How many lines of the entries below contain the string "Show"? State the number alone.

Stored dataset items:
-- Opening Marker --
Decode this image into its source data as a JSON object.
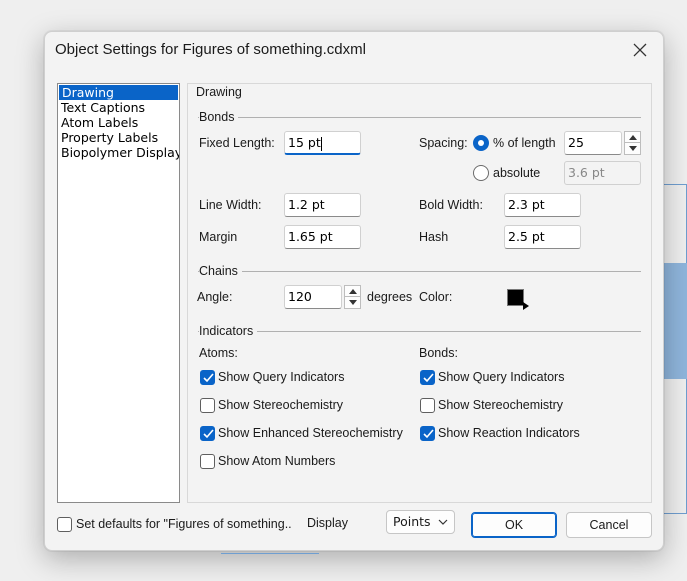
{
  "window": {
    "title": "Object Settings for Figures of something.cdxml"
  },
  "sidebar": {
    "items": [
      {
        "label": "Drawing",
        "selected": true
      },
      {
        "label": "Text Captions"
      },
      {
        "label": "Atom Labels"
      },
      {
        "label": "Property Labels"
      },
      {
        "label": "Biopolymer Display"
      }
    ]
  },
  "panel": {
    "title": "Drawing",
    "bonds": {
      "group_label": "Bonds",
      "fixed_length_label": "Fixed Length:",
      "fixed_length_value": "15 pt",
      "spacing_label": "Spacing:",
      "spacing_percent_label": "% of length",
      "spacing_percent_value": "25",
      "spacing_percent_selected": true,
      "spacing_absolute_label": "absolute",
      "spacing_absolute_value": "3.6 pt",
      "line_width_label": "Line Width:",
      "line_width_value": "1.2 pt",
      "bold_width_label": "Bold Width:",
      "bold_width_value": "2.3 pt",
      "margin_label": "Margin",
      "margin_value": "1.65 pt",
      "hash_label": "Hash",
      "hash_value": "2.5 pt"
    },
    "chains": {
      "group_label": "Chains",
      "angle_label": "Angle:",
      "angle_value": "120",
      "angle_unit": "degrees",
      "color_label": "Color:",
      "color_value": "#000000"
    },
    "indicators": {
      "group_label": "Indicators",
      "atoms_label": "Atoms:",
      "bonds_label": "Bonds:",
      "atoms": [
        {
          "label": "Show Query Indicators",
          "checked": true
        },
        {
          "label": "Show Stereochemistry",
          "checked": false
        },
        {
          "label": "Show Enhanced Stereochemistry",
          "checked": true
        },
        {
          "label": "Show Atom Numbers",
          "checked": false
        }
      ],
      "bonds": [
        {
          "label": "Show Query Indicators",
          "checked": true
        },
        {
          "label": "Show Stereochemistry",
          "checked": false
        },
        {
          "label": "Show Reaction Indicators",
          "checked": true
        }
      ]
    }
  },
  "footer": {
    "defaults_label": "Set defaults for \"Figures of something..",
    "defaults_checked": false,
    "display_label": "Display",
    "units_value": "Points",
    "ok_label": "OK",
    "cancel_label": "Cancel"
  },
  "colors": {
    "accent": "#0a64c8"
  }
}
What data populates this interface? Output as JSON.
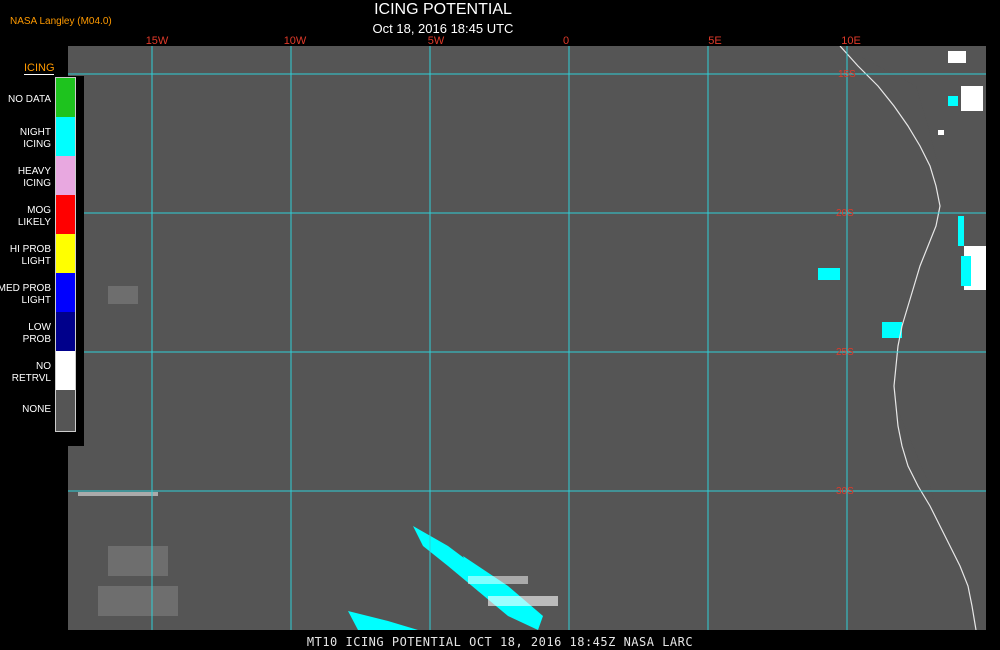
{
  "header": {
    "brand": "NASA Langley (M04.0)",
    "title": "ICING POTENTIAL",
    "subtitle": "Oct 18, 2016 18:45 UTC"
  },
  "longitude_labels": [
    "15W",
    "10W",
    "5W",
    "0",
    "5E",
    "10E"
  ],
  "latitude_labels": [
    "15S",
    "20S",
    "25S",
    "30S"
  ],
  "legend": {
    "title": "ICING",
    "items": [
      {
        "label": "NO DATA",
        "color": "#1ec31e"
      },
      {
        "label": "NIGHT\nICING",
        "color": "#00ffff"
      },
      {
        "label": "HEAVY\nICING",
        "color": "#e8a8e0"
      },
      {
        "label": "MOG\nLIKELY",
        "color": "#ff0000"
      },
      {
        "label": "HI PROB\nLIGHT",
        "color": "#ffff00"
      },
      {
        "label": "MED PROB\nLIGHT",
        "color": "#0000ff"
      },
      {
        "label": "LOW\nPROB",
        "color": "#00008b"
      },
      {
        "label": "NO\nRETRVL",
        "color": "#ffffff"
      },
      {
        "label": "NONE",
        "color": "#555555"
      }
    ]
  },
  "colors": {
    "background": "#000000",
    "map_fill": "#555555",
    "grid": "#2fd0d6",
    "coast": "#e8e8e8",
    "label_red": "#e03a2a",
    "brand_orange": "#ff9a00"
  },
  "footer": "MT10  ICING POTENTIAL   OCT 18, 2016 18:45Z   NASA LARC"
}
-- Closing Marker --
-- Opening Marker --
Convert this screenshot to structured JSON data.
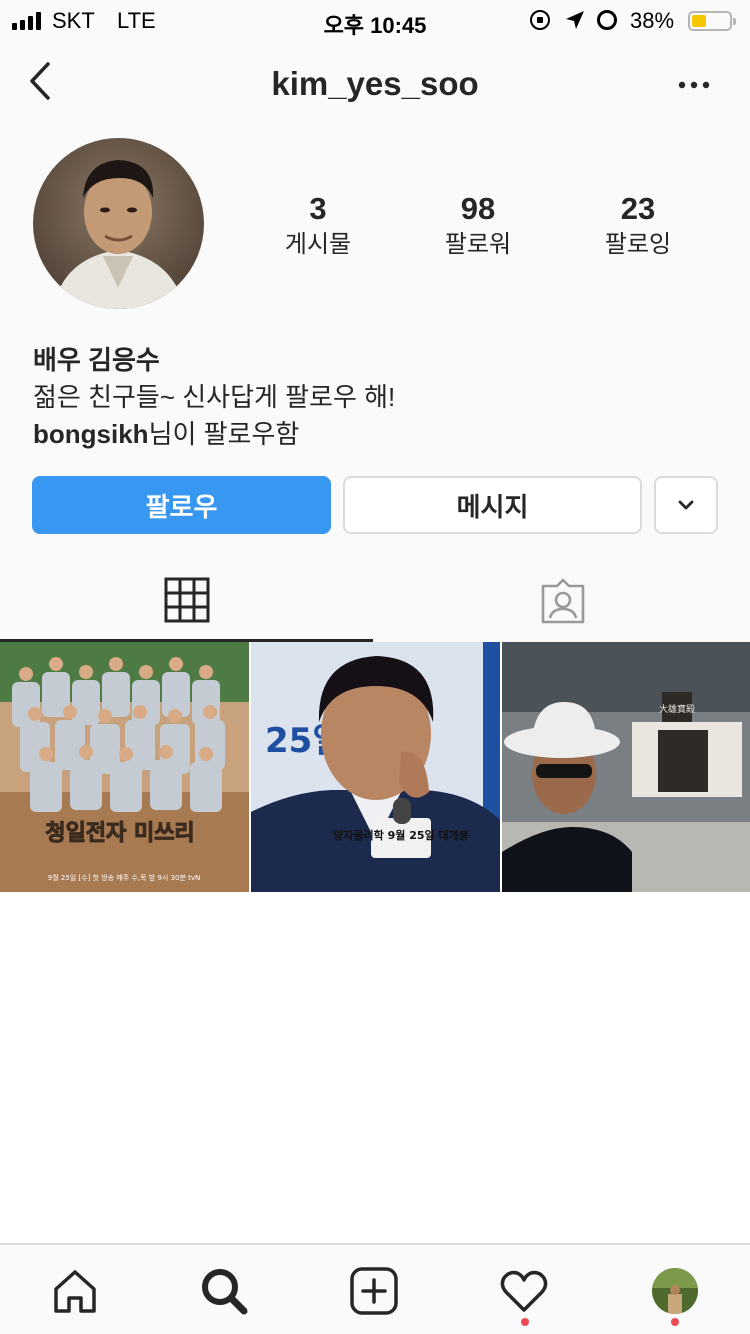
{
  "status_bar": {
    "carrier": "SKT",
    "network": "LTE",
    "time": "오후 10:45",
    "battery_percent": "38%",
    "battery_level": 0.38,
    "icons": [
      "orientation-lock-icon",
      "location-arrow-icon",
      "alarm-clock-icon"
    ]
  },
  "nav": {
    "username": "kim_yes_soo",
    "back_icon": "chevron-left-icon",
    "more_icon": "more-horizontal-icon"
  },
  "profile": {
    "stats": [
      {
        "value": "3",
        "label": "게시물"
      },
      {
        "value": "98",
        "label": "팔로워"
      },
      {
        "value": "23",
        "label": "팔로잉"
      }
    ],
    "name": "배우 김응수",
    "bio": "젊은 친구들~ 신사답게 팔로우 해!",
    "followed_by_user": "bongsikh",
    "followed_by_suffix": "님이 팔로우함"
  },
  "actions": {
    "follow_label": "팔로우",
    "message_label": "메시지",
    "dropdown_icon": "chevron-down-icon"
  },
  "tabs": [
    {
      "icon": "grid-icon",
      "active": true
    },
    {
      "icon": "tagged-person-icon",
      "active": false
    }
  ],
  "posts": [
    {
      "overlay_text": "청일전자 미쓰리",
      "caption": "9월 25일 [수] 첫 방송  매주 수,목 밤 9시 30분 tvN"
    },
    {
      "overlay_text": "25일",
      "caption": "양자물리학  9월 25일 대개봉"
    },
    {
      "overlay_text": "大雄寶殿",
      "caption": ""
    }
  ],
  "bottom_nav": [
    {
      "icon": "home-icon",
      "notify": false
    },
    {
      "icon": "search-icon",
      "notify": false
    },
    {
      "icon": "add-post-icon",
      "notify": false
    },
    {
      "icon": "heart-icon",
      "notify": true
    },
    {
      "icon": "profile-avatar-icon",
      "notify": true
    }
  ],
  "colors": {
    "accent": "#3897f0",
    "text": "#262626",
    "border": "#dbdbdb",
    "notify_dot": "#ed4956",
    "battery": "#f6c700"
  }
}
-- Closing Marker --
* [Task answer]: 7